Monday, November 5, 2007

Dis-agreement class discussion

Today was the class on Rancière’s Dis-agreement. We didn’t talk very much about the last two chapters of the book, which were for me some of the most interesting. For instance, I found Rancière’s discussion of the outlawing of Holocaust denial as a symptom of the contemporary situation telling about his own position. But we didn’t get to talk about it

[A note on this word, symptom: Rancière doesn’t use it, I think, but I can’t stop doing so. Even in inappropriate contexts. Perhaps I find the inexactitude of it attractive? I need to discipline myself to use it in a more precise medical or psychoanalytic sense.]

Indeed, the most interesting comments were all, for me, at the end of class. They also largely came through attempts to compare Rancière and Laclau—a necessary comparison, I think, and one that suggests what the real limits to this theoretical imagination might be. For one thing, the question of pluralism came up. This raises three cascading points/questions.

First, In light of Rancière’s articulation of politics as rising everywhere to meet police, Laclau seems to posit a convergent logic. I mean by this (I think it’s what other people meant as well), that for Laclau, politics is about building a unity, whereas unity does not seem to be necessary for Rancière. At least, it isn’t if politics is an interruption, or refiguring, of the police order of the perceptible. Even if we speak in terms of the creation of subjects, Rancière allows for a kind of multiplicity and disconnectedness between specific struggles that it is the whole point of Laclau’s project to transcend. Now—I wonder if things have changed for Rancière since 1995? The main thing here is Laclau's need to invoke one form of ego-ideal or another. Rancière doesn't feel this need.

[I’ll just say again, terminologically: I use ‘articulation’ and ‘problematic’ too often. I believe they are Althusserian technical terms which have entered common academic parlance—I should be more responsible. It makes my skin crawl when people say ‘deconstruct’ when all they mean is ‘argue against,’ or worse, ‘argue for the constructed nature of...’]

Second, on the other hand, Rancière does talk a great deal about the demos, and those of the part of no part, who must have everything or nothing. This is democratic politics. I don’t ever remember him adjudicating the relationship between politics and democracy—the two are by no means the same, though. I assume that we are to understand radical democratic politics as making totalizing claims, which would make it look very similar to Laclau’s radical democracy, or populism.

Third and finally, I wonder about the connection of this, the necessity, of the logic of equality. It is certainly the operative motor of politics for Rancière, so I suppose it cannot be excised from the system. But, if we re-orient Rancière’s chain of reasoning, what is it about subjectivization that requires equality?
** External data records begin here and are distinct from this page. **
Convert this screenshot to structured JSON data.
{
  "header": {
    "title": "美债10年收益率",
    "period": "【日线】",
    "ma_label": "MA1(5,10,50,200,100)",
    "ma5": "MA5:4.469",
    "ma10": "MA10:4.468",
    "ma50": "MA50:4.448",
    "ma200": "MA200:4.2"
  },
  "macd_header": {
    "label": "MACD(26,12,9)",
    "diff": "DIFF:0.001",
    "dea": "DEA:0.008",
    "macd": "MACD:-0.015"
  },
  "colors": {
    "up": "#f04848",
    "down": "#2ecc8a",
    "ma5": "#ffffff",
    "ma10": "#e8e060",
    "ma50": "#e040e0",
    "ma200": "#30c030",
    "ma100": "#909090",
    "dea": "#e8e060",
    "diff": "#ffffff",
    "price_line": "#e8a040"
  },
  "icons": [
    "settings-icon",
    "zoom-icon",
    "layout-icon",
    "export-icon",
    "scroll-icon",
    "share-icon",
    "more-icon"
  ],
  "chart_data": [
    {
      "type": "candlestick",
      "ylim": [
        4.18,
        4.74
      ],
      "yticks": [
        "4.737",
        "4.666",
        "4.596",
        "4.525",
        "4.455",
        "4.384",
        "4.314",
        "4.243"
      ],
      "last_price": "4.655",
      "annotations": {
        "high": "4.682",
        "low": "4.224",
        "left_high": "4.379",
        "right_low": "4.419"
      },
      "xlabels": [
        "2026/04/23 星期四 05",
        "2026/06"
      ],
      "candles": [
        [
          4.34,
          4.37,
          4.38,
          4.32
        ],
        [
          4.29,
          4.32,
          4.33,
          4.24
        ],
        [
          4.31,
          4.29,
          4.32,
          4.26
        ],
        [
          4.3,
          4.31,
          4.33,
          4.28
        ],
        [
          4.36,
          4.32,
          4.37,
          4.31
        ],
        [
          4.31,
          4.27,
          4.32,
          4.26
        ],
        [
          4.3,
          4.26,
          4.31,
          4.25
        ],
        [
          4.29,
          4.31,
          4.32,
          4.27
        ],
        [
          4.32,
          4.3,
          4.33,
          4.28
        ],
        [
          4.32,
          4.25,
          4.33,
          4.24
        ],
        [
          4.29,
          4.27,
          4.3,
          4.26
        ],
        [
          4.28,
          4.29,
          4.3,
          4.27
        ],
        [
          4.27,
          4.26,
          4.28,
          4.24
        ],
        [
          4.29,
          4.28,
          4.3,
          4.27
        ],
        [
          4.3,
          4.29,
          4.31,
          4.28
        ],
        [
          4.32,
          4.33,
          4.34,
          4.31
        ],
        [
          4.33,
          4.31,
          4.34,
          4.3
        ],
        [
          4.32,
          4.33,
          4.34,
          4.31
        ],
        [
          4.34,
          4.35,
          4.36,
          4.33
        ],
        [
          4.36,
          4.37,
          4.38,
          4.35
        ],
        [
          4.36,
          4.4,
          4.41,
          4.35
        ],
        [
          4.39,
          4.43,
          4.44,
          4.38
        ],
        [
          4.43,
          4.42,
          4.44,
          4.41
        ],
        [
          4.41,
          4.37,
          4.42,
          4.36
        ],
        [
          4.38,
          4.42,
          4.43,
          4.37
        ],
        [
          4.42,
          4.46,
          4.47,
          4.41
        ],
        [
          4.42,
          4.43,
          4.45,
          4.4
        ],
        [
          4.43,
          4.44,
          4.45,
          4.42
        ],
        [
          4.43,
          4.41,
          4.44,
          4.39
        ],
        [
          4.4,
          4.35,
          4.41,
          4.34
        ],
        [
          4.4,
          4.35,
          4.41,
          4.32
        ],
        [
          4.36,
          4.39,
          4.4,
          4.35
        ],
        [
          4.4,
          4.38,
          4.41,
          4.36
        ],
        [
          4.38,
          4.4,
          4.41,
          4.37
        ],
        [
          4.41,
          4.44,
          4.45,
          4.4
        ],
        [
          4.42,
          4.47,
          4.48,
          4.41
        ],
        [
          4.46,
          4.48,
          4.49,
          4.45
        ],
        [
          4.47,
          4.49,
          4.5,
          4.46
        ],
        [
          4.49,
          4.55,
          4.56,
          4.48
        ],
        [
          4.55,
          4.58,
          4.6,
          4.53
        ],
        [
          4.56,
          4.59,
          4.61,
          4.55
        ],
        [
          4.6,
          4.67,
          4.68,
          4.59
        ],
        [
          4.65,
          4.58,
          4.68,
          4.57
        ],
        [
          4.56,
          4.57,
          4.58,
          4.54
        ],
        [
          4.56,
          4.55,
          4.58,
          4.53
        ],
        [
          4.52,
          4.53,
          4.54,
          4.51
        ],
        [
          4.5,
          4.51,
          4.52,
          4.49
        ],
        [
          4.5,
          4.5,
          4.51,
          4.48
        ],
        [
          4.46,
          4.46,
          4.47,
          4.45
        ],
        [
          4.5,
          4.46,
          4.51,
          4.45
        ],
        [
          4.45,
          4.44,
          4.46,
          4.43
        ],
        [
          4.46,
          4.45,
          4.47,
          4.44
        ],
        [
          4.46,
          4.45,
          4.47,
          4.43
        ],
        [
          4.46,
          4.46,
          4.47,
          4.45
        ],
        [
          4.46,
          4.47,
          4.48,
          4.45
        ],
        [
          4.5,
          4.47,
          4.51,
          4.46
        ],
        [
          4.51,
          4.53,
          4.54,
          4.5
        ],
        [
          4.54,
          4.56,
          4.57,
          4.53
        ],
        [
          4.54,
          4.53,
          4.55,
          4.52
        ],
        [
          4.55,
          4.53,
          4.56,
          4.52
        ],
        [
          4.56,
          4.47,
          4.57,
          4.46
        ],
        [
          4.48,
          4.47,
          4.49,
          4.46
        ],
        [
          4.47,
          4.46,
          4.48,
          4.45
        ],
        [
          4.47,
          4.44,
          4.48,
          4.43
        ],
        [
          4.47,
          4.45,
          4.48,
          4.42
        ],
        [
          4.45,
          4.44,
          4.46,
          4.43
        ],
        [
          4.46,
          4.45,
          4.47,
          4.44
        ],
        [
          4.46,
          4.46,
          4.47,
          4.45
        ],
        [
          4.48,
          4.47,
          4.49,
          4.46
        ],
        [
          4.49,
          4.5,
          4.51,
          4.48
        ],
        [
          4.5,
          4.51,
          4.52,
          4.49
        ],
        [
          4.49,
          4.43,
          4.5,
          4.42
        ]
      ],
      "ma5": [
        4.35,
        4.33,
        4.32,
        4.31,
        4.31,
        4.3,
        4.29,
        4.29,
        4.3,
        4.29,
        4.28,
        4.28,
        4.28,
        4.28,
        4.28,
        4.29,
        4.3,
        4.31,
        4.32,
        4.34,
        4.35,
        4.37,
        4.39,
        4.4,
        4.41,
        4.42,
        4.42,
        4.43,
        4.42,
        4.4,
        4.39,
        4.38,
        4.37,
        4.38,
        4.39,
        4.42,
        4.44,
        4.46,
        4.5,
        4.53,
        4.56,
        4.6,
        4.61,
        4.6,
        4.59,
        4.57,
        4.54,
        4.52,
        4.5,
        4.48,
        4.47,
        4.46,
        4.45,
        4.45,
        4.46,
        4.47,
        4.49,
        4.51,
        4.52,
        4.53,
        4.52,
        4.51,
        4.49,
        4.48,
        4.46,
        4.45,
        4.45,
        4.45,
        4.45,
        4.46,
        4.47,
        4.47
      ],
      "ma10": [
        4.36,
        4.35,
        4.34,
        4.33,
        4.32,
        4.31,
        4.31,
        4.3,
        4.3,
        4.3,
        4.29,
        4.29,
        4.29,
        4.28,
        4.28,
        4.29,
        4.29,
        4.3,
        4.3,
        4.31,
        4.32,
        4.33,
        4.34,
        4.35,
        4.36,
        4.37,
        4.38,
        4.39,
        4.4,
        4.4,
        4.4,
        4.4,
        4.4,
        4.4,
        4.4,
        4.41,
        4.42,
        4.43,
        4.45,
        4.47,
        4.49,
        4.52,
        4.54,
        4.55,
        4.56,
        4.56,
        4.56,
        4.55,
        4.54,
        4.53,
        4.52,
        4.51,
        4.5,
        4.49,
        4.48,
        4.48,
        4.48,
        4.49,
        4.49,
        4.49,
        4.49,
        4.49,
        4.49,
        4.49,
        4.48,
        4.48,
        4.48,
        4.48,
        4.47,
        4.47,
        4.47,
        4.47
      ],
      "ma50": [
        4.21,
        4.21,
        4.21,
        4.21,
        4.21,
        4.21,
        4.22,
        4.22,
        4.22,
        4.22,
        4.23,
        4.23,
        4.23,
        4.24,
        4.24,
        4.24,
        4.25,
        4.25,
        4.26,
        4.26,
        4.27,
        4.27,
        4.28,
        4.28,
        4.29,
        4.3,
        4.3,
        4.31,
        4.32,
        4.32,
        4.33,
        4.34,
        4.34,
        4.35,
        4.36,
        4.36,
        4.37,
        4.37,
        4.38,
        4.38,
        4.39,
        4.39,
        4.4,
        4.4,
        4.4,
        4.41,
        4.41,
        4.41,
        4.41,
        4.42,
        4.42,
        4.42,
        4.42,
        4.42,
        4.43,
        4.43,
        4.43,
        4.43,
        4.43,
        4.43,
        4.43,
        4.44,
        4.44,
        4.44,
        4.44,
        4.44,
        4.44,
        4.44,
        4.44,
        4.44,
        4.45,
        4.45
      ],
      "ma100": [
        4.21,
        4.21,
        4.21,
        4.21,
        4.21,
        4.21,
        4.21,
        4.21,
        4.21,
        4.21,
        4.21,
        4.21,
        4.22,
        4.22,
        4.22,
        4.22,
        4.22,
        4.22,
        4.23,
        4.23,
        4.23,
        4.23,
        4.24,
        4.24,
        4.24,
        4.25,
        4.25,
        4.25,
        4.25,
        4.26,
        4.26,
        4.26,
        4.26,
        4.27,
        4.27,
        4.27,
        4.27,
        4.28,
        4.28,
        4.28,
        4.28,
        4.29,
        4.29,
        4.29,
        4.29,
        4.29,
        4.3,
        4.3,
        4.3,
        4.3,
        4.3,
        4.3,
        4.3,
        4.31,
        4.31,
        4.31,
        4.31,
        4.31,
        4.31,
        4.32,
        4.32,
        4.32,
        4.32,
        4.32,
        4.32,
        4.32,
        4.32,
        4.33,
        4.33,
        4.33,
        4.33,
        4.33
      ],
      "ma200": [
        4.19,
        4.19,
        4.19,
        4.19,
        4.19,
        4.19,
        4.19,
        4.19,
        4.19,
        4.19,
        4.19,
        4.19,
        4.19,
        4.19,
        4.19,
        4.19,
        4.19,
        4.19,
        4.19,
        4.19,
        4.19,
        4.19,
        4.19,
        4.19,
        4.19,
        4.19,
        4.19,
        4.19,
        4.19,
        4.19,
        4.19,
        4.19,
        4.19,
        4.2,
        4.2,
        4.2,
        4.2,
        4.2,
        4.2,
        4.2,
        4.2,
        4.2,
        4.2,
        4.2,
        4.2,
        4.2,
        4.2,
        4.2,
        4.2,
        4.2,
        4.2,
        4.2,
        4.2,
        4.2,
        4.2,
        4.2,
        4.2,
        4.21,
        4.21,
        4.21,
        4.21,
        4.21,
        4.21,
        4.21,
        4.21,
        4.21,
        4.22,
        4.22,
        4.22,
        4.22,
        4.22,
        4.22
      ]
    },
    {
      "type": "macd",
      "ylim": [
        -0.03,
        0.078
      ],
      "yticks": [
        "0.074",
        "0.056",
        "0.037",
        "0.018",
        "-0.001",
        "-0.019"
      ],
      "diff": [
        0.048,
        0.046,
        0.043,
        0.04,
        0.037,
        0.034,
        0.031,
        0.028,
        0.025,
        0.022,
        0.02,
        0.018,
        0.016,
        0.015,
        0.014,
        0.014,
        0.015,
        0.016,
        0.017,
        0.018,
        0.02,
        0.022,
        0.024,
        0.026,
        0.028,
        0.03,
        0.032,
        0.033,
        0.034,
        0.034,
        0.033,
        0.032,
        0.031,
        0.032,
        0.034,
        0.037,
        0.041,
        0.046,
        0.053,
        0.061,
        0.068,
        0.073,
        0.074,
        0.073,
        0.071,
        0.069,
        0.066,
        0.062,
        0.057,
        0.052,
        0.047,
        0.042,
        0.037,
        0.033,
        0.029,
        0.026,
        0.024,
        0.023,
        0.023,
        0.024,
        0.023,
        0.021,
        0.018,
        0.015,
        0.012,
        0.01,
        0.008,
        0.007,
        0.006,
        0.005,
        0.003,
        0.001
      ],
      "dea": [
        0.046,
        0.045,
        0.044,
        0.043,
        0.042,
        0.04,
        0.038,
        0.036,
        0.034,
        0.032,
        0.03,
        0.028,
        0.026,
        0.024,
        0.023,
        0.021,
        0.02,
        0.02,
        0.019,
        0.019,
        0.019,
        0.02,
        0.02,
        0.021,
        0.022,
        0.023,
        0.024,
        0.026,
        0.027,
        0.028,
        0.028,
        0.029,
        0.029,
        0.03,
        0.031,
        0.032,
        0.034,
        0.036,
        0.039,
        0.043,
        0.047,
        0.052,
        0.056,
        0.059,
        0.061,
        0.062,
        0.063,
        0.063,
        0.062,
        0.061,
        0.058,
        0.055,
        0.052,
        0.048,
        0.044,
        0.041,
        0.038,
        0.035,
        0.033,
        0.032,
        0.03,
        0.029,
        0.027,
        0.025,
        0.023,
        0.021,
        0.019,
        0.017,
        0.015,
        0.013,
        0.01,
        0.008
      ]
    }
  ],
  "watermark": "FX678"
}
It seems that nothing requires this. It is just that the limit case of political subjectivization is that of the demos, which reaches this limit by radicalizing the logic of equality.

I suppose the question really is: can the Police order only be challenged qua order through the logic of equality? Rancière’s answer must be yes—to me this doesn’t make intuitive sense. I would toss in here also the problem of historicity. Again, I think the comparison between Rancière and Laclau is instructive. In some ways, Rancière is obviously the more transcendental and a-historicist of the two. The equality of speaking beings is not open, philosophically, to question. It is in the nature of speaking beings to be equal. The treatment Rancière gives to forms of government, especially republicanism, also seems very transhistorical. Republicanism goes straight from Plato and Aristotle to the French Third Republic. Yet, by the same token, history is present in the texture of Rancière’s writing—the slow evolution (this term is absolutely not teleological, and strictly speaking, means the same thing as mutation) of concepts and structures across history is very much on his mind. Laclau, for all his historical sketching of the progress of an idea, gives really the impression of creating a model which might safely be applied transcontextually.

I wish I had a better language to describe why the two writers seem so distinct to me, possibly it’s a matter of pure style. Laclau’s prose is expository: making provisional definitions, defining terms, returning to the definition; raising possible objections, dealing with them; even creating typologies of examples. Rancière demands that you follow the twisting line of his thought. There are certainly returns, spiraling redefinitions, but there is no regularity.

No comments: